Material cost is one of the cost elements that make up the total cost of a product. The cost elements are material, labor and burden costs. Material is the raw and purchased parts that make up a product. Do not confuse supplies as material. Supplies are items like gloves, hand tools, sandpaper, etc, that may be used in the production process, but are not part of the completed product.
When a business buys material or purchase parts, the purchasing department will create a purchase order to the supplier. The purchase order will state the cost of the material. It may also have additional information such as future years pricing, quantities required, etc.
What about packaging and shipping costs?
Any packaging and shipping costs should be considered to be part of the material cost. For example, if you purchase an item for $5, and it costs $.20 in packaging and shipping to get it to you, then the cost of the item is $5.20 For some items this cost can be substantial.
The bill of materials (BOM):
A bill of materials is wealth of information. It's a report that lists all the materials used in making a product, along with the production operations. It also has all the costs associated with building the product. By looking at a bill of materials, a person can tell what the ship part is, what material and purchased parts are used, the quantity used, the labor used, and the costs for all of these. The bill of materials will have all the cost elements of the product, which include, labor, material and burden costs.
The bill of materials is usually maintained by the materials or accounting department. The origination of the bill of materials begins with the engineering department. The Engineers will engineer the production processes and determine the materials used and also the product cycle time and labor needed.
With the high cost of raw materials such as steel, aluminum, etc. it is important to have a clear understanding of who gets the revenue from any scrap materials. Does the manufacturer get to keep it, the customer, or maybe event the supplier? Depending on the type of products manufactured, the scrap material revenue can be very substantial.
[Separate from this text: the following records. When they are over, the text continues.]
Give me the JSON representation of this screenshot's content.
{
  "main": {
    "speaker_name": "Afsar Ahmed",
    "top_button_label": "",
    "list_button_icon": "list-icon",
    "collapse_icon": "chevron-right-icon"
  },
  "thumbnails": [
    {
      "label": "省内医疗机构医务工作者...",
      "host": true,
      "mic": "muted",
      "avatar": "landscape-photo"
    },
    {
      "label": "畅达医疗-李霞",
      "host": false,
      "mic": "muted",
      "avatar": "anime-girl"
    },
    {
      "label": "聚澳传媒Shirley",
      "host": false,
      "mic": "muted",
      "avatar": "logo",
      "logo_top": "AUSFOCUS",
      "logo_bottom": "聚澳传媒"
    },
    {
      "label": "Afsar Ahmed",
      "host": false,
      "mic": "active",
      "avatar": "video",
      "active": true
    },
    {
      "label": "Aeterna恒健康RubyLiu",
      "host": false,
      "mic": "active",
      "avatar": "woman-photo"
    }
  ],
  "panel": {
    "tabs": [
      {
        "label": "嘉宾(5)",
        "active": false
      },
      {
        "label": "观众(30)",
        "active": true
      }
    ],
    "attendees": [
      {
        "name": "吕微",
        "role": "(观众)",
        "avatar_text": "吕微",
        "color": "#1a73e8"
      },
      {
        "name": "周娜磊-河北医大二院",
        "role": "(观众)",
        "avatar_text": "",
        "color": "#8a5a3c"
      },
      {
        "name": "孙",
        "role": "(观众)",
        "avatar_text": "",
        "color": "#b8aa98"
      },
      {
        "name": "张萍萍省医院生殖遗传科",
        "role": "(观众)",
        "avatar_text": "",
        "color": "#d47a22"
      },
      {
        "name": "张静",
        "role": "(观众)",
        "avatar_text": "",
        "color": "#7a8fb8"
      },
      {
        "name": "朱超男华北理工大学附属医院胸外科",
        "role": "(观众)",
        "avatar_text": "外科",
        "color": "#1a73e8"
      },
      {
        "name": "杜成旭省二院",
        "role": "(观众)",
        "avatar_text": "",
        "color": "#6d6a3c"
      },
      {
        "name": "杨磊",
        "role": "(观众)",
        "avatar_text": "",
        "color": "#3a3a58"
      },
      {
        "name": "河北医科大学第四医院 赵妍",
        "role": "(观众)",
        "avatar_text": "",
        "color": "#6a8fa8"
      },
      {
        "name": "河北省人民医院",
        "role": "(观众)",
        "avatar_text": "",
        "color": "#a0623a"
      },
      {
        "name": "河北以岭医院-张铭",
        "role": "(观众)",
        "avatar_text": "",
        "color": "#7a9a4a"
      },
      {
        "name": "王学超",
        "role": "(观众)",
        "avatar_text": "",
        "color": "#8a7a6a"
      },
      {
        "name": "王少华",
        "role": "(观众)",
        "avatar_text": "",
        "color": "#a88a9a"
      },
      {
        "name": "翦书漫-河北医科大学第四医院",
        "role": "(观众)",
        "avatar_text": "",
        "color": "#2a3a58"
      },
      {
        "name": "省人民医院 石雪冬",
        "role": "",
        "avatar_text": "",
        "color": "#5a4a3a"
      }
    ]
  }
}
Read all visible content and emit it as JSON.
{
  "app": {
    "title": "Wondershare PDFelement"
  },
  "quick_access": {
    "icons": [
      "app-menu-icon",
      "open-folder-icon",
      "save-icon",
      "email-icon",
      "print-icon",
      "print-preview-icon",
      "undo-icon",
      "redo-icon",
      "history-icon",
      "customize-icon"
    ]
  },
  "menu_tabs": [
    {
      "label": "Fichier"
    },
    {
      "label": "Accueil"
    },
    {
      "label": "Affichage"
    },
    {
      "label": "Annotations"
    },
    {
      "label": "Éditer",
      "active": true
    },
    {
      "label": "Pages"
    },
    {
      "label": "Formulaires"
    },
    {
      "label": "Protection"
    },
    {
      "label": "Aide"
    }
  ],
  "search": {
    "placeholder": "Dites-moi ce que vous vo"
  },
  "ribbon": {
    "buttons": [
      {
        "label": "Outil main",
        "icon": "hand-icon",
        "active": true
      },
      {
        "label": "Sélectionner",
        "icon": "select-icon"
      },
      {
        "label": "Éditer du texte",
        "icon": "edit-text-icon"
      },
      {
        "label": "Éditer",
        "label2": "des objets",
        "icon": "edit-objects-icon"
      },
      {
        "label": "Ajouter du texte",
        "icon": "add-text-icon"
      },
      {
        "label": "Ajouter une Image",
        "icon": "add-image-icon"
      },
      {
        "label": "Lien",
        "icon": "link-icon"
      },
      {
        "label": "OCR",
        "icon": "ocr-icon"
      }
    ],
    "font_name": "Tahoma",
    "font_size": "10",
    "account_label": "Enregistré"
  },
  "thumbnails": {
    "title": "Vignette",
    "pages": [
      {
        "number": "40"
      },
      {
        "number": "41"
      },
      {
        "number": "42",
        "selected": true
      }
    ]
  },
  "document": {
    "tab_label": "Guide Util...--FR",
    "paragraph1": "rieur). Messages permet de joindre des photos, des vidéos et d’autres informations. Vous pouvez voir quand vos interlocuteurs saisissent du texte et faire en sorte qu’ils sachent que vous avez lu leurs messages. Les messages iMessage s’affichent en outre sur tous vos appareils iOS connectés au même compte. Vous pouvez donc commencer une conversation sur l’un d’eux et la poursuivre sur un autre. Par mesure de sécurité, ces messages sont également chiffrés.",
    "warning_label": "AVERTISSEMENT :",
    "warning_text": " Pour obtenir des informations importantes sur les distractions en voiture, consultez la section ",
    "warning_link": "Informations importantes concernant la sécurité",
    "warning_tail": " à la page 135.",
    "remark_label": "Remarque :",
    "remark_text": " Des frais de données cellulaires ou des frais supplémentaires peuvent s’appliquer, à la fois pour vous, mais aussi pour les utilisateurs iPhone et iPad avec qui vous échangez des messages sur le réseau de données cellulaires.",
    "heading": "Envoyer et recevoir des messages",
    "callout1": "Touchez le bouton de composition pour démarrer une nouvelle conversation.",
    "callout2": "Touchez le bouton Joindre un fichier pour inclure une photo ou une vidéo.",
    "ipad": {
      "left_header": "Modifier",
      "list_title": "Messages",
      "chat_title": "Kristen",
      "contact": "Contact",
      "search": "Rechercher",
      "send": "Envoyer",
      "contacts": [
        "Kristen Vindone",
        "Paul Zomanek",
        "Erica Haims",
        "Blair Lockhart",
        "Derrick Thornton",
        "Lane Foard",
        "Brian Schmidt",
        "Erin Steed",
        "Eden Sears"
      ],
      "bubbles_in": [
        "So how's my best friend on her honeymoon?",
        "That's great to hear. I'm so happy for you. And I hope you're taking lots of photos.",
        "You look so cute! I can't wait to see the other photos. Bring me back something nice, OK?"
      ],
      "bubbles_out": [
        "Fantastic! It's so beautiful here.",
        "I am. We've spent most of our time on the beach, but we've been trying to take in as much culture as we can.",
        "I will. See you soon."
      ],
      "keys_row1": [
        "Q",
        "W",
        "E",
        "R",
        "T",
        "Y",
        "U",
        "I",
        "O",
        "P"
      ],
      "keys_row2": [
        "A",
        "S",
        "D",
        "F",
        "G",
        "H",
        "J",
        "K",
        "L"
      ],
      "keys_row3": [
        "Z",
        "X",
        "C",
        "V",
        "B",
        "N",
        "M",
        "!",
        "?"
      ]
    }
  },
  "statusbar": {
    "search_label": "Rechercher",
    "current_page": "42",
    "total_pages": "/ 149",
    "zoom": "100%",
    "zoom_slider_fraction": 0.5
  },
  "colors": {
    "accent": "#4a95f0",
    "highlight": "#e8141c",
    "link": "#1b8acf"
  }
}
This revenue is usually not included in a bill of material, but is often budgeted for as scrap revenue, and is a consideration when quoting new work.